_Goal of the exercise:_ This task calls for copying every line in the data below that contains the word "Görüşmesi".

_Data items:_
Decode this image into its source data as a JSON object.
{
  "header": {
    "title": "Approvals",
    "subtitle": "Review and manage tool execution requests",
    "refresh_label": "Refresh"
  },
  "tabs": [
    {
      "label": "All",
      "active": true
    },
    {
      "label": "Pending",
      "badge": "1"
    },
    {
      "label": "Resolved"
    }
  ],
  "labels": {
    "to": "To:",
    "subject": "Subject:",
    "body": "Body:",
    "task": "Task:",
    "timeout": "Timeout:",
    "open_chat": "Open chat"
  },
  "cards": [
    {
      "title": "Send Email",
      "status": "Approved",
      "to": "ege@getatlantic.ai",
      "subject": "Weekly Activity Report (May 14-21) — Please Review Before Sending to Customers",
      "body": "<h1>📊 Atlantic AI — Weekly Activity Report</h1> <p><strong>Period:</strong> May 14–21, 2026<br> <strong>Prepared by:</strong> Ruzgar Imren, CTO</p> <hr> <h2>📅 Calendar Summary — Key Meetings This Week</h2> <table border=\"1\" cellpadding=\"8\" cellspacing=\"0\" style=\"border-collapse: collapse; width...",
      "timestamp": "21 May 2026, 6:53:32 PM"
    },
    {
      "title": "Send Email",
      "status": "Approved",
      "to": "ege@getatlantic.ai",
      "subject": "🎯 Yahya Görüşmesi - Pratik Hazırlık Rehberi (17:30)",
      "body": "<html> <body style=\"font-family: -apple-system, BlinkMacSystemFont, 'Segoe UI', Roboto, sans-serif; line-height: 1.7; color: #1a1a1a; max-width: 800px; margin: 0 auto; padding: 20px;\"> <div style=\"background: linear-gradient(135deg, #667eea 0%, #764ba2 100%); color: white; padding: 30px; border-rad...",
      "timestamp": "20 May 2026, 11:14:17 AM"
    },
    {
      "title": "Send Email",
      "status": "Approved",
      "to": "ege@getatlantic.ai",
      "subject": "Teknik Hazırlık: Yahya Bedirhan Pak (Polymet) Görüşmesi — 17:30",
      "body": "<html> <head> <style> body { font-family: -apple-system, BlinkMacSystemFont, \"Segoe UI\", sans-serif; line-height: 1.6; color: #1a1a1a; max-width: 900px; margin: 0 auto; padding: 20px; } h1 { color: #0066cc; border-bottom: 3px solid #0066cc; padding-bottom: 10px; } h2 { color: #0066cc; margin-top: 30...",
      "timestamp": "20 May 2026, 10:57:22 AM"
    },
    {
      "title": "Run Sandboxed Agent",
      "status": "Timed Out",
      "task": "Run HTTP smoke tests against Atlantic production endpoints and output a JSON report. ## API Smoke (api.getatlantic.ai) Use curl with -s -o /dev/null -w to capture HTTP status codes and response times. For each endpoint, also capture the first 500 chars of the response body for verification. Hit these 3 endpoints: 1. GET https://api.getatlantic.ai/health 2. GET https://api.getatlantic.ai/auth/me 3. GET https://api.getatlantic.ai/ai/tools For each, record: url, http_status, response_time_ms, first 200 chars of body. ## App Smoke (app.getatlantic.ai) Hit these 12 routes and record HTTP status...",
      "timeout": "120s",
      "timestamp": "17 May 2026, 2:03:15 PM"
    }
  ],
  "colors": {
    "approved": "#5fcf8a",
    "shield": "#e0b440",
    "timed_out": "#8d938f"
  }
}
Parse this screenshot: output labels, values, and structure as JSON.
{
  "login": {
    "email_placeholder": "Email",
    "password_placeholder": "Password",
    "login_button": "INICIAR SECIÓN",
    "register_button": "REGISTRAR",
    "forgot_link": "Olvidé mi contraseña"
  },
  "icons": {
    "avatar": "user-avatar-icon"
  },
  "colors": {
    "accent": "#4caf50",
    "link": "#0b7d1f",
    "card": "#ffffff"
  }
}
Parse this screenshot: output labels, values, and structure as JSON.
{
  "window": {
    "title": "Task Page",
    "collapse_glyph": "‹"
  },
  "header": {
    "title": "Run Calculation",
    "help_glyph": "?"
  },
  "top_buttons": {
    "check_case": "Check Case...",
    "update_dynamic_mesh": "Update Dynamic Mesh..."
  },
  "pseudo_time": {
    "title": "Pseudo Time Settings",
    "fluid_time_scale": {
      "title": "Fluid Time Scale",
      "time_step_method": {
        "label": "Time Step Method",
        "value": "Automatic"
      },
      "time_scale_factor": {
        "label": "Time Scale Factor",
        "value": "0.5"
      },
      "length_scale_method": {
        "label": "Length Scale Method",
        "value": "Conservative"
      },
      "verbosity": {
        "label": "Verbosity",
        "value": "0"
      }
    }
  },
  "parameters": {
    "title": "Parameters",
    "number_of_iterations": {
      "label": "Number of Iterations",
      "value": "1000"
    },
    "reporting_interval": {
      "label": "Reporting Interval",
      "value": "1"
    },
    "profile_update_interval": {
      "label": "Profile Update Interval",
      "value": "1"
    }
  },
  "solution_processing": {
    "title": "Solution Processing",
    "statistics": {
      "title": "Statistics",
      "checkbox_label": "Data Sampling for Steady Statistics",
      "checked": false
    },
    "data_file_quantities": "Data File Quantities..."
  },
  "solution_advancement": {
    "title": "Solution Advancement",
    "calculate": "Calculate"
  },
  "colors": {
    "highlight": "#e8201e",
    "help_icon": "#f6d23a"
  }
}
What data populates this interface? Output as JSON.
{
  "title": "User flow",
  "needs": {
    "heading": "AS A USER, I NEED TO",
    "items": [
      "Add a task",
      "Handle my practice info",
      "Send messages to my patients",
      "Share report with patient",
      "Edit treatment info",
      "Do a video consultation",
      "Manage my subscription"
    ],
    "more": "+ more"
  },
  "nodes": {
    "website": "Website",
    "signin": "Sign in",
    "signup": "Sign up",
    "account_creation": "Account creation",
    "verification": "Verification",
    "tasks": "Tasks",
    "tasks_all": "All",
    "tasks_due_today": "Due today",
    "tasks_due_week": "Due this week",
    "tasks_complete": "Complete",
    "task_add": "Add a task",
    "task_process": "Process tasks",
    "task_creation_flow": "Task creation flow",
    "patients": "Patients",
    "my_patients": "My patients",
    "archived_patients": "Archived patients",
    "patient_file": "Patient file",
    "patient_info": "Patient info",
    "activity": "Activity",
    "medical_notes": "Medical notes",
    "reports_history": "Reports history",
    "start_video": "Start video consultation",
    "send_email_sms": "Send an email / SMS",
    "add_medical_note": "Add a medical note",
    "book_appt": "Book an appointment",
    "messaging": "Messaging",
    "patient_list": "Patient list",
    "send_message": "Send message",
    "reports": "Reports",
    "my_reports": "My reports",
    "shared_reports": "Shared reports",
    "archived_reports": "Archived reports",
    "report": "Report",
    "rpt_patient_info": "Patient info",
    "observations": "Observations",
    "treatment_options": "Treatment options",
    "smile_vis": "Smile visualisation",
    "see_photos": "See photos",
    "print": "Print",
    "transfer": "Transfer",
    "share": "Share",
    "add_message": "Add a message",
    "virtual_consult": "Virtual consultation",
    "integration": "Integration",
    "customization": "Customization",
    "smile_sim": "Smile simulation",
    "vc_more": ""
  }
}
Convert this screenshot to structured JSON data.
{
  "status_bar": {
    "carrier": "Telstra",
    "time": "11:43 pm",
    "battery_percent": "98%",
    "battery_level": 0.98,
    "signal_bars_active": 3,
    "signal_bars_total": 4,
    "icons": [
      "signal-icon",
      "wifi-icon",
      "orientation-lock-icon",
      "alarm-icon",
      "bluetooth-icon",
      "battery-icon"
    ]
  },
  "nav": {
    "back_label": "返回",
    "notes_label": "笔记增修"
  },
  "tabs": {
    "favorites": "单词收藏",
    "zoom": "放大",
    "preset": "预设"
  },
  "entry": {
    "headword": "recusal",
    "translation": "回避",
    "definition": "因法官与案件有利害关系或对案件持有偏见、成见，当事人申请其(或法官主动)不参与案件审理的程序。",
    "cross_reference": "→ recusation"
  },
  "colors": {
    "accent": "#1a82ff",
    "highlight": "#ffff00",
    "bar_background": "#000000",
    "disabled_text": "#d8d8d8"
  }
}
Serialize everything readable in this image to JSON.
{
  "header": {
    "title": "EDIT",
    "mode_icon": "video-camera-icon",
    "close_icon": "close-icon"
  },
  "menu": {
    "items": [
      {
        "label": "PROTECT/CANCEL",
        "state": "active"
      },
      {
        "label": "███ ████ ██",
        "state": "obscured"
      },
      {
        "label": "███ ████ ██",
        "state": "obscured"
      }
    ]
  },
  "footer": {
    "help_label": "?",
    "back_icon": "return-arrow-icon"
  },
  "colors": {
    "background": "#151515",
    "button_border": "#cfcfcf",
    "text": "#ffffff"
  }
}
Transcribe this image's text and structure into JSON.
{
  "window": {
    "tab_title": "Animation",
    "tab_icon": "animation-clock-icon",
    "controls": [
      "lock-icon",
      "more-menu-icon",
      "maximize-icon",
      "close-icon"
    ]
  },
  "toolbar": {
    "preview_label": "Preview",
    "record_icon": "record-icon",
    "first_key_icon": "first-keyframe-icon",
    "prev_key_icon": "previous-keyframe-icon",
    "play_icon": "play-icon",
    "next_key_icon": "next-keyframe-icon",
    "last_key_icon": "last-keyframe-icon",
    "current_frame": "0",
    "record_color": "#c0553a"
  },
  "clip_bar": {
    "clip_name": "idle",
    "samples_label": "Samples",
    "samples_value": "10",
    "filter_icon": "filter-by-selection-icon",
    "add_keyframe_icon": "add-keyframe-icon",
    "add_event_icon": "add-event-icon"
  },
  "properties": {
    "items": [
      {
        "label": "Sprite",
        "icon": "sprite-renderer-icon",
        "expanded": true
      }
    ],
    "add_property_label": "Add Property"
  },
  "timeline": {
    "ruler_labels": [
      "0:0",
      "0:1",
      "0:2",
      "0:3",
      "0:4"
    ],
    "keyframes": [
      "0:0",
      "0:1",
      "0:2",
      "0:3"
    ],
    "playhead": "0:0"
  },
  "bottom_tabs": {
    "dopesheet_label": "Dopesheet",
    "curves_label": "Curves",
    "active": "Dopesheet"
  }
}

_Response to this exercise:_
      "subject": "🎯 Yahya Görüşmesi - Pratik Hazırlık Rehberi (17:30)",
      "subject": "Teknik Hazırlık: Yahya Bedirhan Pak (Polymet) Görüşmesi — 17:30",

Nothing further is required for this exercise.